Prescription drug bottles
Warning labels

What we found: Bottle warning labels

Last reviewed: June 2011

One benefit of Target's redesigned bottle is that it allows more space for more warnings and instructions on the back. In the case of the warfarin prescription we filled, the bottle label clearly included four horizontal warnings and one directive to "read the medication guide that comes with this medicine." Walgreens also had four warnings printed on the bottle label; CVS had three printed on the label, Costco had two warning stickers positioned sideways on the bottle, and Walmart had none. (Filling another 5 mg warfarin prescription at the same Walmart a second time did yield a bottle with three warning stickers on it, as did a third trip to another Walmart in the area, though they weren't the same three warning stickers on each bottle.)

How can there be different or missing warning labels? Drugstores use information from various software vendors, and the software sets the risk level of a medication based on scientific studies, says Carmen Catizone, executive director of the National Association of Boards of Pharmacy, which works with each state's regulatory board.

And, while each state's board of pharmacy has the ability to set guidelines for prescription bottle warnings, none of them has. "It's up to the company and pharmacist to then decide what risk levels merit what labels," says Catizone. "Some companies don't allow discretion in affixing warning labels generated by the software system, while others make the warning labels available and it's the pharmacist who decides which label to affix to the container."

Here's a breakdown of the warning labels on each of the bottles we received:

Warnings on the bottle (printed on label or stickers)

To close an enlarged image, click again on it.

Enlarge image  Enlarge Image Costco pill bottle

Costco

Warning 1: "If you drink alcohol, discuss the safe use of alcohol while taking this this medication with your healthcare professional"

NOTE: This warning appears inconsistent with the approved FDA prescriber information that states: "Avoid alcohol consumption."

Warning 2: "Do not take aspirin products without doctor approval. Continue taking low-dose aspirin to prevent heart attack/stroke unless doctor tells you to stop"




Enlarge image  Enlarge Image CVS pill bottle

CVS

Warning 1: "No aspirin without MD approval. Continue low dose aspirin unless MD stops"
Warning 2: "Do not take this drug if you become pregnant"
Warning 3: "Immediately report bleeding or bruising to your doctor"




Enlarge image  Enlarge Image Target pill bottle

Target

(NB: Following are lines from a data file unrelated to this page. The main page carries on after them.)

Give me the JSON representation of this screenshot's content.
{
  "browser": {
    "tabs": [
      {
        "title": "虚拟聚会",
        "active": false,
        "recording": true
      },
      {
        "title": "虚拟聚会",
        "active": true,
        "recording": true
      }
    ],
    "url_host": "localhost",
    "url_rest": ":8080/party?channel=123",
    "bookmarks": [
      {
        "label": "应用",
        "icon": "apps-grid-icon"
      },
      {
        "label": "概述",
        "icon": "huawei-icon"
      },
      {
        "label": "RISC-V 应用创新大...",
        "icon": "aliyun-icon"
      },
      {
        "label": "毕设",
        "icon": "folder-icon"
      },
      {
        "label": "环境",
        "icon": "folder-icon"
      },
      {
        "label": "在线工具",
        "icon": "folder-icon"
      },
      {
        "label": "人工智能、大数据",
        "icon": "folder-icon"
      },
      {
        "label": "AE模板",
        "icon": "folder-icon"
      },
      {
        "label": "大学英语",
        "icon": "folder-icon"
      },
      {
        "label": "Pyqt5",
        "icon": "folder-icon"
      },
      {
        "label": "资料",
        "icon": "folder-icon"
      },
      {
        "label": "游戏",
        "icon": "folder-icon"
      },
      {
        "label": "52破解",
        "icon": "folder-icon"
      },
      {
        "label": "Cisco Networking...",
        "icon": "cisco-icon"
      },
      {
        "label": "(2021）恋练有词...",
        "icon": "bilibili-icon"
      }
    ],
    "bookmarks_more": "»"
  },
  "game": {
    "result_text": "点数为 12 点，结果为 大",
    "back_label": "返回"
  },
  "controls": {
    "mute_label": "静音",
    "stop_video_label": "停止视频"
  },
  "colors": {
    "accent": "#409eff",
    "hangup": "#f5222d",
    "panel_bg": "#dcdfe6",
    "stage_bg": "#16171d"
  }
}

Warning 1: "Do not use this medicine if you are pregnant or plan to become pregnant"
Warning 2: "Do not take medicine containing aspirin, ibuprofen, or naproxen without consent of your Dr."
Warning 3: "Do not drink alcoholic beverages while taking this medicine"
Warning 4: "Do not take other medicines without checking with your doctor or pharmacist"


Enlarge image  Enlarge Image Walgreens pill bottle

Walgreens

Warning 1: "Do not use this medicine if you are pregnant or plan to become pregnant"
Warning 2: "Do not take medicine containing aspirin, ibuprofen, or naproxen without consent of your Dr."
Warning 3: "Do not drink alcoholic beverages while taking this medicine"
Warning 4: "Do not take other medicines without checking with your doctor or pharmacist"


Enlarge image  Enlarge Image Walmart pill bottle

Walmart

No warning labels on first attempt
Second-attempt warnings
Warning 1: "Do not use this medicine if you are pregnant or plan to become pregnant"
Warning 2: "Do not take medicine containing aspirin, ibuprofen, or naproxen without consent of your Dr."
Warning 3: "Do not drink alcoholic beverages while taking this medicine"
Third-attempt warnings
Warning 1: "Do not take medicine containing aspirin, ibuprofen, or naproxen without the consent of your Dr."
Warning 2: "Do not drink alcoholic beverages while taking this medicine"
Warning 3: "Do not take other medicines without checking with your doctor or pharmacist"



These materials are made possible by a grant from the state Attorney General Consumer and Prescriber Education Grant Program, which is funded by the multi-state settlement of consumer-fraud claims regarding the marketing of the prescription drug Neurontin (gabapentin).

If you think you have experienced an adverse event with this drug or any drug, especially if it is of a serious nature, it is important to 1) tell your doctor immediately and 2) report the event to the Food and Drug Administration via the FDA's MedWatch Web site at www.accessdata.fda.gov/scripts/medwatch/medwatch-online.htm or by calling 1-800-FDA-1088.

 
FREE Email newsletters
Sign up now or click here to manage your email newsletters.